Requirement -> I'd like every record written out again, exactly as it is.
━━━━━ Data provided
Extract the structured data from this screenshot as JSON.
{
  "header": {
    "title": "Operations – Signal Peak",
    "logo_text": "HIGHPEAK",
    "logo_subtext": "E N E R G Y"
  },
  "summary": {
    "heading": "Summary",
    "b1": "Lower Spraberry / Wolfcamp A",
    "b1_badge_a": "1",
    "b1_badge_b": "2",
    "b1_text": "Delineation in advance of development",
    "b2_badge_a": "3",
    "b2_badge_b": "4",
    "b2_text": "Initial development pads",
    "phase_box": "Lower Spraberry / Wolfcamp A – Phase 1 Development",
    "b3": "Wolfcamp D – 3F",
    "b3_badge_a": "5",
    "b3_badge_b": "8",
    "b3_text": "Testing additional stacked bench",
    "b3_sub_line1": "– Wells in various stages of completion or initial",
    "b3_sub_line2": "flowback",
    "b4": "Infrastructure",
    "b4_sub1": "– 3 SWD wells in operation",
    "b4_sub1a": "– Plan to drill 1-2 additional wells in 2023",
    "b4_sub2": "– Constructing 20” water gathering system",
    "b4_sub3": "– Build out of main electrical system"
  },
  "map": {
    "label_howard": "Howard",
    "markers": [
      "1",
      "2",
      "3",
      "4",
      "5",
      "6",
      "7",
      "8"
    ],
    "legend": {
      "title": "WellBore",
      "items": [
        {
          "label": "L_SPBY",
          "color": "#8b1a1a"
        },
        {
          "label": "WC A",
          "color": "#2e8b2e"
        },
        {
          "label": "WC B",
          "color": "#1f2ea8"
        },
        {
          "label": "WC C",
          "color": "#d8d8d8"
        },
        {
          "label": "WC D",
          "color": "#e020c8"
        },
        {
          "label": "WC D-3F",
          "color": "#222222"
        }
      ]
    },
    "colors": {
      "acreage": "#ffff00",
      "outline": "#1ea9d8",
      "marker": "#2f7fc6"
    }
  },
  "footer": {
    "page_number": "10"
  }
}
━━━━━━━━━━
Task solution ->
Extract the structured data from this screenshot as JSON.
{
  "header": {
    "title": "Operations – Signal Peak",
    "logo_text": "HIGHPEAK",
    "logo_subtext": "E N E R G Y"
  },
  "summary": {
    "heading": "Summary",
    "b1": "Lower Spraberry / Wolfcamp A",
    "b1_badge_a": "1",
    "b1_badge_b": "2",
    "b1_text": "Delineation in advance of development",
    "b2_badge_a": "3",
    "b2_badge_b": "4",
    "b2_text": "Initial development pads",
    "phase_box": "Lower Spraberry / Wolfcamp A – Phase 1 Development",
    "b3": "Wolfcamp D – 3F",
    "b3_badge_a": "5",
    "b3_badge_b": "8",
    "b3_text": "Testing additional stacked bench",
    "b3_sub_line1": "– Wells in various stages of completion or initial",
    "b3_sub_line2": "flowback",
    "b4": "Infrastructure",
    "b4_sub1": "– 3 SWD wells in operation",
    "b4_sub1a": "– Plan to drill 1-2 additional wells in 2023",
    "b4_sub2": "– Constructing 20” water gathering system",
    "b4_sub3": "– Build out of main electrical system"
  },
  "map": {
    "label_howard": "Howard",
    "markers": [
      "1",
      "2",
      "3",
      "4",
      "5",
      "6",
      "7",
      "8"
    ],
    "legend": {
      "title": "WellBore",
      "items": [
        {
          "label": "L_SPBY",
          "color": "#8b1a1a"
        },
        {
          "label": "WC A",
          "color": "#2e8b2e"
        },
        {
          "label": "WC B",
          "color": "#1f2ea8"
        },
        {
          "label": "WC C",
          "color": "#d8d8d8"
        },
        {
          "label": "WC D",
          "color": "#e020c8"
        },
        {
          "label": "WC D-3F",
          "color": "#222222"
        }
      ]
    },
    "colors": {
      "acreage": "#ffff00",
      "outline": "#1ea9d8",
      "marker": "#2f7fc6"
    }
  },
  "footer": {
    "page_number": "10"
  }
}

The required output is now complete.